◆ **GOAL OF THE EXERCISE**
Reproduce the listing below word for word, with no pictures.

◆ **EXTRACTED INFORMATION**

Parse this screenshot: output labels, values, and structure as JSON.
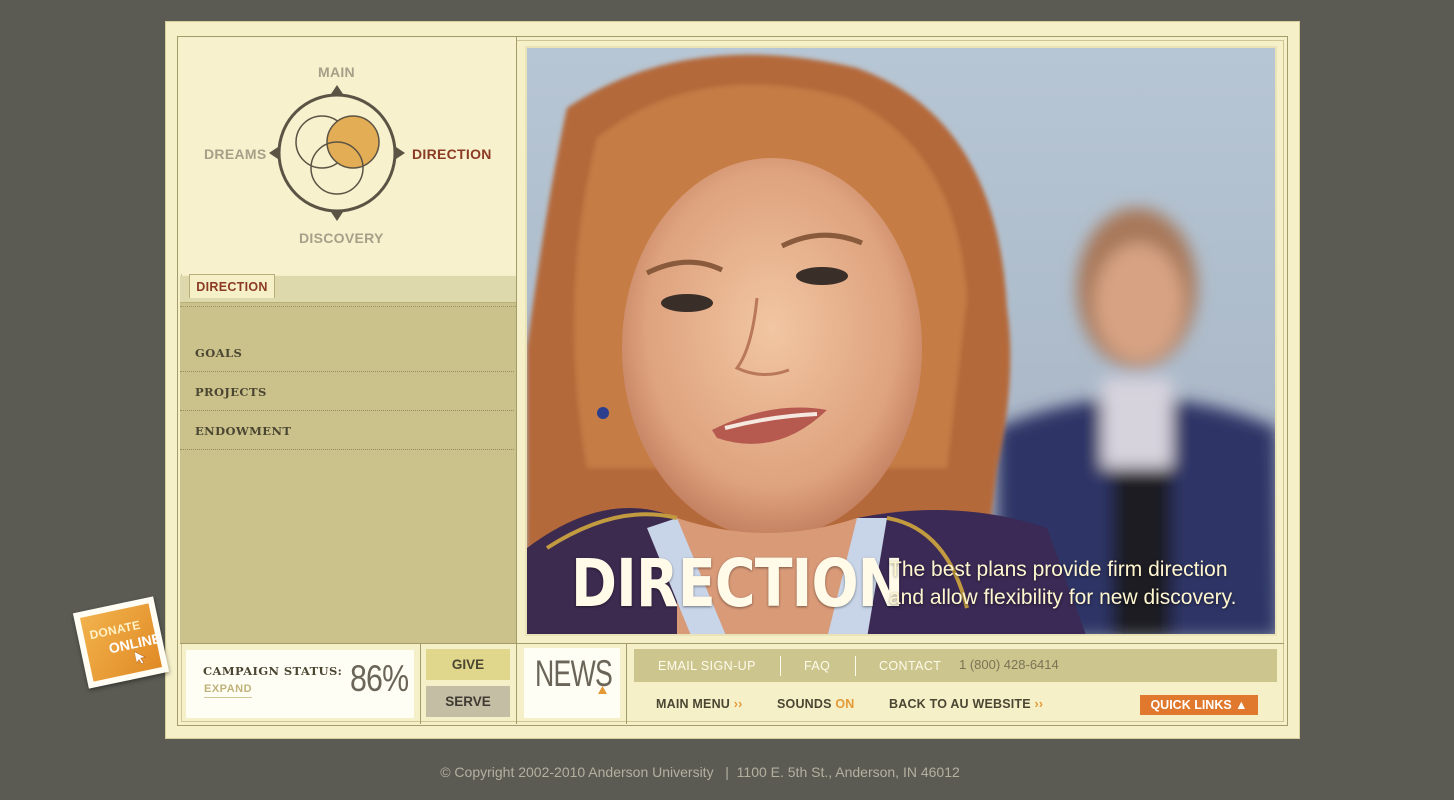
{
  "logo": {
    "top": "MAIN",
    "left": "DREAMS",
    "right": "DIRECTION",
    "bottom": "DISCOVERY"
  },
  "section_tab": "DIRECTION",
  "nav": {
    "items": [
      "GOALS",
      "PROJECTS",
      "ENDOWMENT"
    ]
  },
  "hero": {
    "title": "DIRECTION",
    "tagline_line1": "The best plans provide firm direction",
    "tagline_line2": "and allow flexibility for new discovery."
  },
  "campaign": {
    "title": "CAMPAIGN STATUS:",
    "expand": "EXPAND",
    "percent": "86%"
  },
  "buttons": {
    "give": "GIVE",
    "serve": "SERVE"
  },
  "news": {
    "label": "NEWS"
  },
  "top_links": {
    "email": "EMAIL SIGN-UP",
    "faq": "FAQ",
    "contact": "CONTACT",
    "phone": "1 (800) 428-6414"
  },
  "bottom_links": {
    "main_menu": "MAIN MENU",
    "sounds": "SOUNDS",
    "sounds_state": "ON",
    "back": "BACK TO AU WEBSITE",
    "quick_links": "QUICK LINKS",
    "chevrons": "››"
  },
  "donate": {
    "line1": "DONATE",
    "line2": "ONLINE"
  },
  "footer": {
    "copyright": "© Copyright 2002-2010 Anderson University   |  1100 E. 5th St., Anderson, IN 46012"
  },
  "colors": {
    "background": "#5b5b54",
    "panel": "#f6f0c9",
    "nav_panel": "#cbc18a",
    "accent_red": "#8b3a24",
    "accent_orange": "#e0792e",
    "give": "#e0d68c",
    "serve": "#c4bea5"
  },
  "icons": {
    "logo": "venn-compass-icon",
    "news_arrow": "triangle-up-icon",
    "quick_links_arrow": "triangle-up-icon",
    "donate_cursor": "cursor-icon"
  }
}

◆ **SOLUTION TO THE EXERCISE**
Parse this screenshot: output labels, values, and structure as JSON.
{
  "logo": {
    "top": "MAIN",
    "left": "DREAMS",
    "right": "DIRECTION",
    "bottom": "DISCOVERY"
  },
  "section_tab": "DIRECTION",
  "nav": {
    "items": [
      "GOALS",
      "PROJECTS",
      "ENDOWMENT"
    ]
  },
  "hero": {
    "title": "DIRECTION",
    "tagline_line1": "The best plans provide firm direction",
    "tagline_line2": "and allow flexibility for new discovery."
  },
  "campaign": {
    "title": "CAMPAIGN STATUS:",
    "expand": "EXPAND",
    "percent": "86%"
  },
  "buttons": {
    "give": "GIVE",
    "serve": "SERVE"
  },
  "news": {
    "label": "NEWS"
  },
  "top_links": {
    "email": "EMAIL SIGN-UP",
    "faq": "FAQ",
    "contact": "CONTACT",
    "phone": "1 (800) 428-6414"
  },
  "bottom_links": {
    "main_menu": "MAIN MENU",
    "sounds": "SOUNDS",
    "sounds_state": "ON",
    "back": "BACK TO AU WEBSITE",
    "quick_links": "QUICK LINKS",
    "chevrons": "››"
  },
  "donate": {
    "line1": "DONATE",
    "line2": "ONLINE"
  },
  "footer": {
    "copyright": "© Copyright 2002-2010 Anderson University   |  1100 E. 5th St., Anderson, IN 46012"
  },
  "colors": {
    "background": "#5b5b54",
    "panel": "#f6f0c9",
    "nav_panel": "#cbc18a",
    "accent_red": "#8b3a24",
    "accent_orange": "#e0792e",
    "give": "#e0d68c",
    "serve": "#c4bea5"
  },
  "icons": {
    "logo": "venn-compass-icon",
    "news_arrow": "triangle-up-icon",
    "quick_links_arrow": "triangle-up-icon",
    "donate_cursor": "cursor-icon"
  }
}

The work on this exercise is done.